#### [Task inputs]
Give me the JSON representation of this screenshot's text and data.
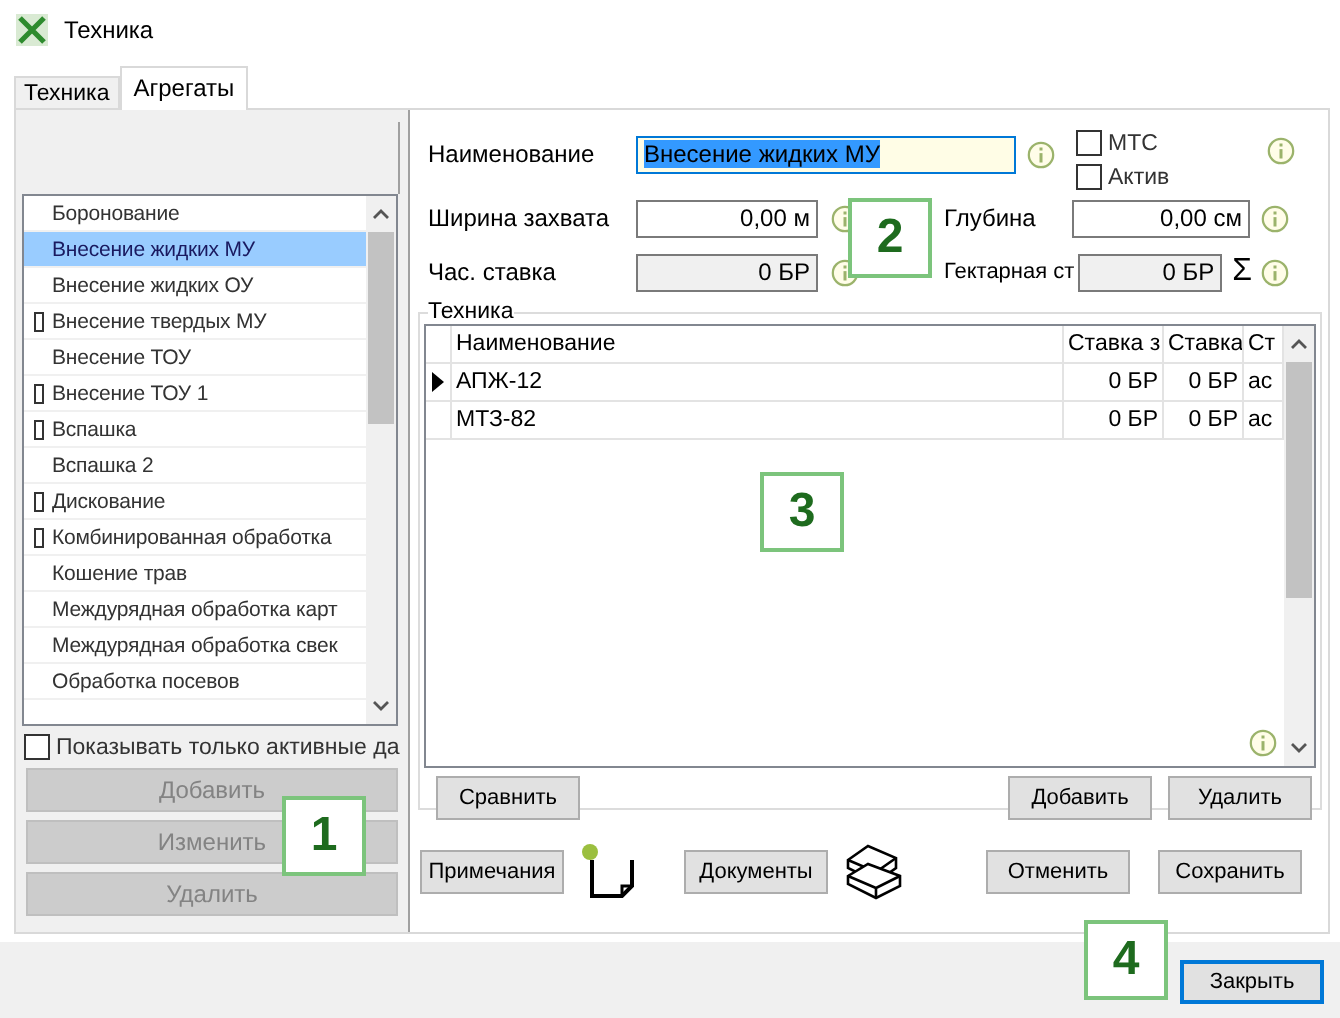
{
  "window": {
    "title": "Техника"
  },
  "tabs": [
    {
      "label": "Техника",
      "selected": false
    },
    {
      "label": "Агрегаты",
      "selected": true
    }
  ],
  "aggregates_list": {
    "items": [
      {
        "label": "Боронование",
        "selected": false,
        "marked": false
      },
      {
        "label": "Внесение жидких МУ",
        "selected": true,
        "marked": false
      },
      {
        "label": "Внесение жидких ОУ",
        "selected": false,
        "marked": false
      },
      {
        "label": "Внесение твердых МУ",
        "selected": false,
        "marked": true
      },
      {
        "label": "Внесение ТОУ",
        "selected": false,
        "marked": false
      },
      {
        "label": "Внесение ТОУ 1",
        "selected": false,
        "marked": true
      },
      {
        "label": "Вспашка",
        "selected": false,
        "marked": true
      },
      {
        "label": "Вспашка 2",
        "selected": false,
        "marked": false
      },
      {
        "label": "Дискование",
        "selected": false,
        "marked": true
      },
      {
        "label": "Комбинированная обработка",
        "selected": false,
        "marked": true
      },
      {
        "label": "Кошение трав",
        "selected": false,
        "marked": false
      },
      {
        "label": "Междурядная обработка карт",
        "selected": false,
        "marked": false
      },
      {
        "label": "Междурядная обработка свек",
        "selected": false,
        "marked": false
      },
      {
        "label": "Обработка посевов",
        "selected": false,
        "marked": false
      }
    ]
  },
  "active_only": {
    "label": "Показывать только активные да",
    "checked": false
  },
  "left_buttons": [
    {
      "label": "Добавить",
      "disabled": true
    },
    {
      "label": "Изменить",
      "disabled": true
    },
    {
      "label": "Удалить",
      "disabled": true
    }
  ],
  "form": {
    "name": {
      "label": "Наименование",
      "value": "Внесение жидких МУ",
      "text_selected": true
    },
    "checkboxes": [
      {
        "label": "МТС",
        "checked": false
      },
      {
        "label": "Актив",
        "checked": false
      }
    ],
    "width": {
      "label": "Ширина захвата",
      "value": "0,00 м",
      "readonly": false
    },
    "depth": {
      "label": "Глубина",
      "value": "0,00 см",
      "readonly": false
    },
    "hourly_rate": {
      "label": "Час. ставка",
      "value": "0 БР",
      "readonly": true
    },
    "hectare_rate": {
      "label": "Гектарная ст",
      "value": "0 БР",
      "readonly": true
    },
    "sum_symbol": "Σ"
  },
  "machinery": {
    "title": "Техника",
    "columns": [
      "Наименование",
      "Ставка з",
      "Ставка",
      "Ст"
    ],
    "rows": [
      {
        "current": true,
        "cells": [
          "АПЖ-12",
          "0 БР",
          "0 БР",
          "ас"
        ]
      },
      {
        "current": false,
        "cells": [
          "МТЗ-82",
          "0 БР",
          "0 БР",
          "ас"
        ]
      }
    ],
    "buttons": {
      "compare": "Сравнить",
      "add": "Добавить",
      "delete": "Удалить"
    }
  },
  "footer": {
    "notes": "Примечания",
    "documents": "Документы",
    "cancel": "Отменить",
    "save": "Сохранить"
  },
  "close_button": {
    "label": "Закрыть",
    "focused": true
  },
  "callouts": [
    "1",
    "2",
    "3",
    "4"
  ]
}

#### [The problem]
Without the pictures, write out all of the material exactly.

#### [Expected output]
Give me the JSON representation of this screenshot's text and data.
{
  "window": {
    "title": "Техника"
  },
  "tabs": [
    {
      "label": "Техника",
      "selected": false
    },
    {
      "label": "Агрегаты",
      "selected": true
    }
  ],
  "aggregates_list": {
    "items": [
      {
        "label": "Боронование",
        "selected": false,
        "marked": false
      },
      {
        "label": "Внесение жидких МУ",
        "selected": true,
        "marked": false
      },
      {
        "label": "Внесение жидких ОУ",
        "selected": false,
        "marked": false
      },
      {
        "label": "Внесение твердых МУ",
        "selected": false,
        "marked": true
      },
      {
        "label": "Внесение ТОУ",
        "selected": false,
        "marked": false
      },
      {
        "label": "Внесение ТОУ 1",
        "selected": false,
        "marked": true
      },
      {
        "label": "Вспашка",
        "selected": false,
        "marked": true
      },
      {
        "label": "Вспашка 2",
        "selected": false,
        "marked": false
      },
      {
        "label": "Дискование",
        "selected": false,
        "marked": true
      },
      {
        "label": "Комбинированная обработка",
        "selected": false,
        "marked": true
      },
      {
        "label": "Кошение трав",
        "selected": false,
        "marked": false
      },
      {
        "label": "Междурядная обработка карт",
        "selected": false,
        "marked": false
      },
      {
        "label": "Междурядная обработка свек",
        "selected": false,
        "marked": false
      },
      {
        "label": "Обработка посевов",
        "selected": false,
        "marked": false
      }
    ]
  },
  "active_only": {
    "label": "Показывать только активные да",
    "checked": false
  },
  "left_buttons": [
    {
      "label": "Добавить",
      "disabled": true
    },
    {
      "label": "Изменить",
      "disabled": true
    },
    {
      "label": "Удалить",
      "disabled": true
    }
  ],
  "form": {
    "name": {
      "label": "Наименование",
      "value": "Внесение жидких МУ",
      "text_selected": true
    },
    "checkboxes": [
      {
        "label": "МТС",
        "checked": false
      },
      {
        "label": "Актив",
        "checked": false
      }
    ],
    "width": {
      "label": "Ширина захвата",
      "value": "0,00 м",
      "readonly": false
    },
    "depth": {
      "label": "Глубина",
      "value": "0,00 см",
      "readonly": false
    },
    "hourly_rate": {
      "label": "Час. ставка",
      "value": "0 БР",
      "readonly": true
    },
    "hectare_rate": {
      "label": "Гектарная ст",
      "value": "0 БР",
      "readonly": true
    },
    "sum_symbol": "Σ"
  },
  "machinery": {
    "title": "Техника",
    "columns": [
      "Наименование",
      "Ставка з",
      "Ставка",
      "Ст"
    ],
    "rows": [
      {
        "current": true,
        "cells": [
          "АПЖ-12",
          "0 БР",
          "0 БР",
          "ас"
        ]
      },
      {
        "current": false,
        "cells": [
          "МТЗ-82",
          "0 БР",
          "0 БР",
          "ас"
        ]
      }
    ],
    "buttons": {
      "compare": "Сравнить",
      "add": "Добавить",
      "delete": "Удалить"
    }
  },
  "footer": {
    "notes": "Примечания",
    "documents": "Документы",
    "cancel": "Отменить",
    "save": "Сохранить"
  },
  "close_button": {
    "label": "Закрыть",
    "focused": true
  },
  "callouts": [
    "1",
    "2",
    "3",
    "4"
  ]
}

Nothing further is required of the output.